Factors you may need to consider when trying to communicate effectively with others could be their age. If it's a child you will need to simplify your language, get down to their level so that eye contact can be easily made. Be aware of your own posture and body language, while assessing theirs so that you can gauge their emotions, and be able to respond appropriately. It is also important to show that you are listening to the child and looking interested in what they are saying. Sometimes it takes a while for a child to get their sentences out, so if you look bored and uninterested, he/she will be less inclined to carry on with the conversation and it may affect their confidence for when communicating in the future.
When communicating with an adult it is slightly different, the language you use will be more complex and the sentences will flow a bit faster. Good eye to eye contact and facial expressions are important to help you convey your message, and to be able to decode their emotions and feelings. Adults also need to feel valued, so good listening skills are key to effective communication and allowing the other person time to answer before you start talking again, never guess what a person is trying to say.
Effective communication isn't just achieved by verbally expressing yourself though. Some organisations use P.E.C.S (Picture Exchange Communication System), exchanging picture and symbols on a board to communicate feelings, choices, wants and needs. This is particularly useful for children with a speech delay, or children with learning difficulties. Photos of the toys/equipment on the front of the boxes and draws tell everyone where to put it all away after use. Or at snack times the children can see the choices available on the board in photo or picture form.

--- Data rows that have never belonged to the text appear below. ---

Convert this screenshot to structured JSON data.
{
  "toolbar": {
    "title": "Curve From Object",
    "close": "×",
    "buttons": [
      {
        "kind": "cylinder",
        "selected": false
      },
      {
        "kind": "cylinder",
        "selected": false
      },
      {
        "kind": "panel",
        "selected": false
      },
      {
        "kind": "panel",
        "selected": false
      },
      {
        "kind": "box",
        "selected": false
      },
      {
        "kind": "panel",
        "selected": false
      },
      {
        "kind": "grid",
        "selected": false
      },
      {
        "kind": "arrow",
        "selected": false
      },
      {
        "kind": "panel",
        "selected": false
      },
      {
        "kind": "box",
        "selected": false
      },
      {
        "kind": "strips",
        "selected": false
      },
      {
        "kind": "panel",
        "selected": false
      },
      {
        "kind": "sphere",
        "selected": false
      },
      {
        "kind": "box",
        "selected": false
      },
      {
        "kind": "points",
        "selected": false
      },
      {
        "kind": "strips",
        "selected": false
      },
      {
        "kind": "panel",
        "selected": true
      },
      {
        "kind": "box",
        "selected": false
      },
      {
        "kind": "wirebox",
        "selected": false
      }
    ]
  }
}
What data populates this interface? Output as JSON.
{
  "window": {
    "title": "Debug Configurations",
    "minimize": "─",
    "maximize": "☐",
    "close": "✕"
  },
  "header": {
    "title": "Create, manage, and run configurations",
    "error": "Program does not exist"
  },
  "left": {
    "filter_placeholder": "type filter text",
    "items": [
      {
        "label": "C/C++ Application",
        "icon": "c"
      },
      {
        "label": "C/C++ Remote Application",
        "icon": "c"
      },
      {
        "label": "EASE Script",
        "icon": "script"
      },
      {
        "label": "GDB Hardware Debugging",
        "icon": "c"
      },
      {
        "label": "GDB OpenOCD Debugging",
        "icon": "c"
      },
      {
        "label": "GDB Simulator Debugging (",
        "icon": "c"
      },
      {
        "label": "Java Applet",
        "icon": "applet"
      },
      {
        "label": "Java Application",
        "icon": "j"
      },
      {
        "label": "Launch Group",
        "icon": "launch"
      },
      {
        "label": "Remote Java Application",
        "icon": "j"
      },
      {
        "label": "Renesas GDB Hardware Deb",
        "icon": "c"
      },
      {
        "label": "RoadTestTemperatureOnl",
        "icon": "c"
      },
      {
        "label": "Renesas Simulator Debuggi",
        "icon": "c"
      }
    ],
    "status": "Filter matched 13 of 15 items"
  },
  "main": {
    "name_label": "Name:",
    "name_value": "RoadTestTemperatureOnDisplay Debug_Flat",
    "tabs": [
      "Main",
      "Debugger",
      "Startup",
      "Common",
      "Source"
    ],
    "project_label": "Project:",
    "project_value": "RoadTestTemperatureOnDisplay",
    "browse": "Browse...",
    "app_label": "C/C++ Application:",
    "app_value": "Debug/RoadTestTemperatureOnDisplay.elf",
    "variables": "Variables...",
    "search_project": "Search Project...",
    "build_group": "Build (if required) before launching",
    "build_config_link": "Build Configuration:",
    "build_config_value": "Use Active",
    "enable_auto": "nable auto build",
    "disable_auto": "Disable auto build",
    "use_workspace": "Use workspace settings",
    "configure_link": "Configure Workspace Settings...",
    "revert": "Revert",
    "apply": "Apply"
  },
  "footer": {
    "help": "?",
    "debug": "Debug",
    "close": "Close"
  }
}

Children learn to become more affective communicators through role playing games, either with or without adult participation. Listening to stories and discussing them afterwards with others is greatly beneficial to the child,as they are practicing their listening skills and communicating with each other.

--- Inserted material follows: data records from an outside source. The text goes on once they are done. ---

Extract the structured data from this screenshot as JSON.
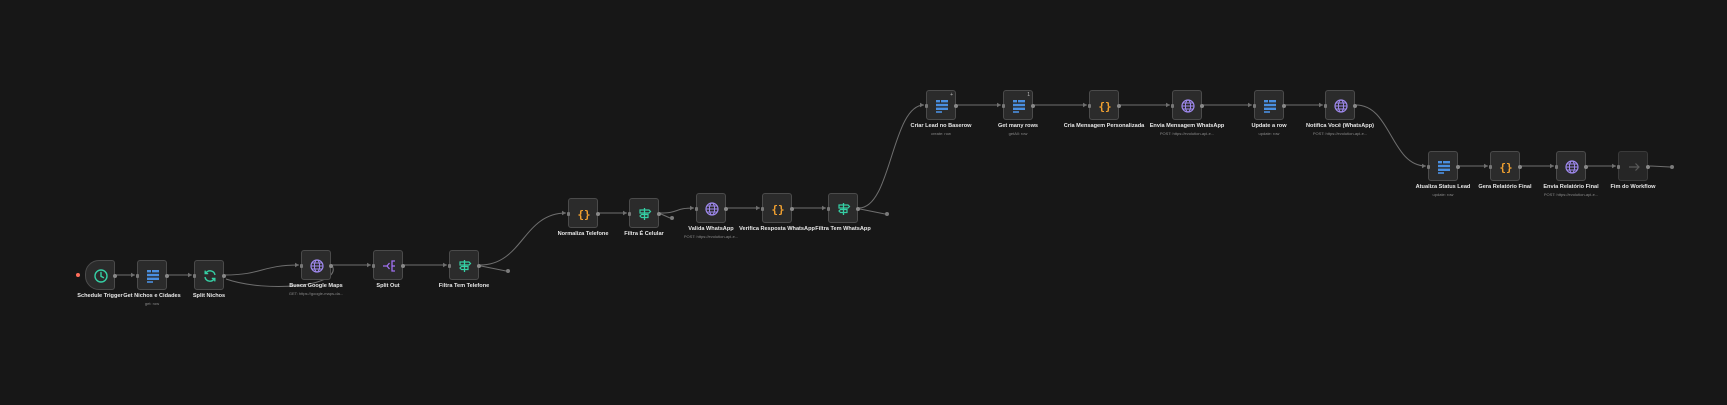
{
  "workflow": {
    "colors": {
      "background": "#171717",
      "node_fill": "#2b2b2b",
      "node_border": "#4b4b4b",
      "edge": "#6f6f6f",
      "trigger_icon": "#35d0a5",
      "table_icon": "#4a8fe0",
      "globe_icon": "#a08af0",
      "code_icon": "#f0a030",
      "filter_icon": "#35d0a5",
      "split_icon": "#a070f0",
      "start_marker": "#ff6d5a"
    },
    "nodes": [
      {
        "id": "n1",
        "label": "Schedule Trigger",
        "sub": "",
        "icon": "clock-icon",
        "kind": "trigger"
      },
      {
        "id": "n2",
        "label": "Get Nichos e Cidades",
        "sub": "get: row",
        "icon": "table-icon"
      },
      {
        "id": "n3",
        "label": "Split Nichos",
        "sub": "",
        "icon": "loop-icon"
      },
      {
        "id": "n4",
        "label": "Busca Google Maps",
        "sub": "GET: https://google-maps-da...",
        "icon": "globe-icon"
      },
      {
        "id": "n5",
        "label": "Split Out",
        "sub": "",
        "icon": "split-out-icon"
      },
      {
        "id": "n6",
        "label": "Filtra Tem Telefone",
        "sub": "",
        "icon": "filter-icon"
      },
      {
        "id": "n7",
        "label": "Normaliza Telefone",
        "sub": "",
        "icon": "code-icon"
      },
      {
        "id": "n8",
        "label": "Filtra É Celular",
        "sub": "",
        "icon": "filter-icon"
      },
      {
        "id": "n9",
        "label": "Valida WhatsApp",
        "sub": "POST: https://evolution-api-e...",
        "icon": "globe-icon"
      },
      {
        "id": "n10",
        "label": "Verifica Resposta WhatsApp",
        "sub": "",
        "icon": "code-icon"
      },
      {
        "id": "n11",
        "label": "Filtra Tem WhatsApp",
        "sub": "",
        "icon": "filter-icon"
      },
      {
        "id": "n12",
        "label": "Criar Lead no Baserow",
        "sub": "create: row",
        "icon": "table-icon",
        "badge": "+"
      },
      {
        "id": "n13",
        "label": "Get many rows",
        "sub": "getAll: row",
        "icon": "table-icon",
        "badge": "1"
      },
      {
        "id": "n14",
        "label": "Cria Mensagem Personalizada",
        "sub": "",
        "icon": "code-icon"
      },
      {
        "id": "n15",
        "label": "Envia Mensagem WhatsApp",
        "sub": "POST: https://evolution-api-e...",
        "icon": "globe-icon"
      },
      {
        "id": "n16",
        "label": "Update a row",
        "sub": "update: row",
        "icon": "table-icon"
      },
      {
        "id": "n17",
        "label": "Notifica Você (WhatsApp)",
        "sub": "POST: https://evolution-api-e...",
        "icon": "globe-icon"
      },
      {
        "id": "n18",
        "label": "Atualiza Status Lead",
        "sub": "update: row",
        "icon": "table-icon"
      },
      {
        "id": "n19",
        "label": "Gera Relatório Final",
        "sub": "",
        "icon": "code-icon"
      },
      {
        "id": "n20",
        "label": "Envia Relatório Final",
        "sub": "POST: https://evolution-api-e...",
        "icon": "globe-icon"
      },
      {
        "id": "n21",
        "label": "Fim do Workflow",
        "sub": "",
        "icon": "arrow-right-icon",
        "kind": "disabled"
      }
    ],
    "edges": [
      [
        "n1",
        "n2"
      ],
      [
        "n2",
        "n3"
      ],
      [
        "n3",
        "n4"
      ],
      [
        "n4",
        "n3"
      ],
      [
        "n4",
        "n5"
      ],
      [
        "n5",
        "n6"
      ],
      [
        "n6",
        "n7"
      ],
      [
        "n7",
        "n8"
      ],
      [
        "n8",
        "n9"
      ],
      [
        "n9",
        "n10"
      ],
      [
        "n10",
        "n11"
      ],
      [
        "n11",
        "n12"
      ],
      [
        "n12",
        "n13"
      ],
      [
        "n13",
        "n14"
      ],
      [
        "n14",
        "n15"
      ],
      [
        "n15",
        "n16"
      ],
      [
        "n16",
        "n17"
      ],
      [
        "n17",
        "n18"
      ],
      [
        "n18",
        "n19"
      ],
      [
        "n19",
        "n20"
      ],
      [
        "n20",
        "n21"
      ]
    ]
  }
}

Other ways in which adults communicate are trough email, telephone or text message to colleagues. News letters to keep parents informed of general news and updates.
When communicating effectively at work with the children, I like to sit on the floor small hair. I like to be at their level, as I feel it can be a bit intimidating to have an adult standing over and talking. My speech will be slower and clearer, I will use simple words and keep sentences short. Usually I try to ask open ended questions to try and encourage the children to talk to me, instead of giving a dead ended answer with yes or no. Involving the parent/career into the conversation is also great, as it helps me to find out more information about the child. Im able to find out their strengths and abilities and better able to provide activities for that individual child's needs.